The stallplate of James, 4th Duke of Hamilton, is found amongst the many hundreds of stallplates that adorn the quire of St George’s Chapel. These stallplates seem like jewelled windows, providing brief glimpses into the history of the Order of the Garter. The coat-of-arms, style and achievements of the Duke glint brightly when the light falls on them, but intriguingly, it is perhaps the date of the Duke’s installation, August 4th1713, that is the most dazzling feature of the Duke’s stallplate. Why? On this date, James, 4th Duke of Hamilton was dead.
James, 4th Duke of Hamilton, was a Scottish nobleman, born to William Douglas, 1st Earl of Selkirk, and Anne, 3rd Duchess of Hamilton, in 1658. He had a strong claim to both the Scottish and English thrones through his mother, a descendant of James I on her paternal side.
As Earl of Arran, he was appointed a Gentleman of the Bedchamber by Charles II, and was an ambassador to the court of Louis XIV. Following the Glorious Revolution, he favoured the deposed James II, while his father supported William III. His father died in 1694, and his mother surrendered her titles in 1698 to William III, who granted them back to Arran that same year.

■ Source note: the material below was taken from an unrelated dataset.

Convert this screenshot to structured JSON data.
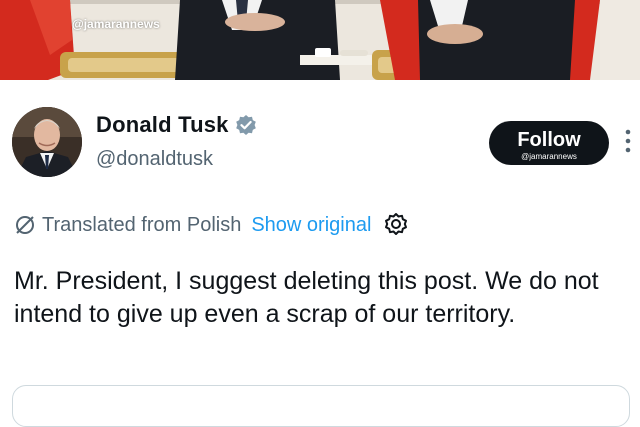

As Duke of Hamilton, he took his seat in the Scottish parliament in 1700. He opposed the union of England and Scotland, but his own political stance oscillated between the parties involved. Following the union, he entered the parliament as a representative peer in 1708. The Duke’s profile rose with the success of the Tory party, culminating in his election as a Knight of the Garter on October 26th 1712. In 1712, he was also appointed as an ambassador to Paris, where he was due to travel before his infamous duel with Charles, 5th Baron Mohun, a Whig supporter, on November 15th 1712.
The duel between the Duke and Lord Mohun was the culmination of a ten year inheritance dispute. In 1702, the 3rd Earl of Macclesfield died without an heir. The Duke’s second wife, Elizabeth Gerard, was a granddaughter of the 1st Earl of Macclesfield, so he laid claim to the inheritance. Lord Mohun’s estranged wife, Charlotte Orby, was also a granddaughter of the 1st Earl, while Lord Mohun was the named heir of the 2nd Earl of Macclesfield, so he too, laid claim.
After years of litigation, Lord Mohun challenged the Duke to a duel. Lord Mohun was no stranger to duelling. He had been tried on two separate occasions for murder but he was acquitted both times. On the morning of November 15th 1712, the Duke, with his second, Col. John Hamilton of the Scots Guard, met with Lord Mohun and his second, Lt. Gen. George MacCartney, in Hyde Park. At about 7am, the men engaged in a fierce duel. An article in The Post Boy relates the extent of the wounds suffered by both men, including a wound in the Duke’s left breast that ran ‘downwards into his body’ and a wound through the right side of Lord Mohun’s body ‘up to the hilt of his sword’. The wounds suffered by both men proved fatal.
However, based on the reports of Col. Hamilton, the Duke’s second, news began to circulate that the Duke had been fatally stabbed by Lord Mohun’s second, Lt. Gen. MacCartney. Col. Hamilton testified that Lt. Gen. MacCartney had thrust his sword through the Duke’s left breast. This news spread rapidly in London, and in a letter dated November 18thwritten by the Duke’s friend, Jonathan Swift, he recounts, ‘we suspect Maccartney stabbed the Duke while he was fighting. The Queen and Lord Treasurer are in great concern at this event’. The claims, in turn, led to stories that the duel was part of a Whig-orchestrated conspiracy to get rid of the Duke, a claim much debated by many at the time, including Jonathan Swift and Daniel Defoe.
Although the Duke of Hamilton had been elected as a Knight of the Garter shortly before he died, he had not been installed as such. The matter of the Duke’s death, however, proved to be a surmountable obstacle. On August 14th 1713, James, 4th Duke of Hamilton, was one of six noblemen installed as Knights of the Garter. The then sovereign, Queen Anne, took the unusual step of issuing a particular dispensation that allowed for the installation of the Duke. Perhaps desirous of commemorating the Duke’s election to the Order, the dispensation authorised the inclusion of the Duke’s name among those who received installation. In issuing such a dispensation, Queen Anne ensured that James, 4th Duke of Hamilton, would be included in the history of this illustrious Order.